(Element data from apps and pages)
★ ★ ★ ★

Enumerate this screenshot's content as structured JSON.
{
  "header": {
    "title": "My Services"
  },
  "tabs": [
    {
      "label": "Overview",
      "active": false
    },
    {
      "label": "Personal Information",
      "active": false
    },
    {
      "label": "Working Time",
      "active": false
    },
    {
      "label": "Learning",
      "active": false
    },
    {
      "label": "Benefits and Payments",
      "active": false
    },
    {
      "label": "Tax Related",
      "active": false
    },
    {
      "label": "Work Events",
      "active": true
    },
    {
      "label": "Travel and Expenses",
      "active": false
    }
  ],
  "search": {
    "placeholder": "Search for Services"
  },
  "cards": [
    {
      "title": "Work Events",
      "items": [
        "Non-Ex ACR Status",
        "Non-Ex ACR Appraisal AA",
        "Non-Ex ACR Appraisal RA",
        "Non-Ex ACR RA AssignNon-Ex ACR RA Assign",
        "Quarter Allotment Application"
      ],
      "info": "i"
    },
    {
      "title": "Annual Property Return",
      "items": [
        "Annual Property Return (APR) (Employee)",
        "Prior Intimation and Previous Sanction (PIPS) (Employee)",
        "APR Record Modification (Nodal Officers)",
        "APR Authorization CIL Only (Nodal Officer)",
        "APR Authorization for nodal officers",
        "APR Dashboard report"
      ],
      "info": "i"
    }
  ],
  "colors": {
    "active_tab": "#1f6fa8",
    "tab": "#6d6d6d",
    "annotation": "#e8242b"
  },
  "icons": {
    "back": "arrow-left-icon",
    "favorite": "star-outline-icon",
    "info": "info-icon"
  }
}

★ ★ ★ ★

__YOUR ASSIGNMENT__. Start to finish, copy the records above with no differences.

__WORKED SOLUTION__.
Enumerate this screenshot's content as structured JSON.
{
  "header": {
    "title": "My Services"
  },
  "tabs": [
    {
      "label": "Overview",
      "active": false
    },
    {
      "label": "Personal Information",
      "active": false
    },
    {
      "label": "Working Time",
      "active": false
    },
    {
      "label": "Learning",
      "active": false
    },
    {
      "label": "Benefits and Payments",
      "active": false
    },
    {
      "label": "Tax Related",
      "active": false
    },
    {
      "label": "Work Events",
      "active": true
    },
    {
      "label": "Travel and Expenses",
      "active": false
    }
  ],
  "search": {
    "placeholder": "Search for Services"
  },
  "cards": [
    {
      "title": "Work Events",
      "items": [
        "Non-Ex ACR Status",
        "Non-Ex ACR Appraisal AA",
        "Non-Ex ACR Appraisal RA",
        "Non-Ex ACR RA AssignNon-Ex ACR RA Assign",
        "Quarter Allotment Application"
      ],
      "info": "i"
    },
    {
      "title": "Annual Property Return",
      "items": [
        "Annual Property Return (APR) (Employee)",
        "Prior Intimation and Previous Sanction (PIPS) (Employee)",
        "APR Record Modification (Nodal Officers)",
        "APR Authorization CIL Only (Nodal Officer)",
        "APR Authorization for nodal officers",
        "APR Dashboard report"
      ],
      "info": "i"
    }
  ],
  "colors": {
    "active_tab": "#1f6fa8",
    "tab": "#6d6d6d",
    "annotation": "#e8242b"
  },
  "icons": {
    "back": "arrow-left-icon",
    "favorite": "star-outline-icon",
    "info": "info-icon"
  }
}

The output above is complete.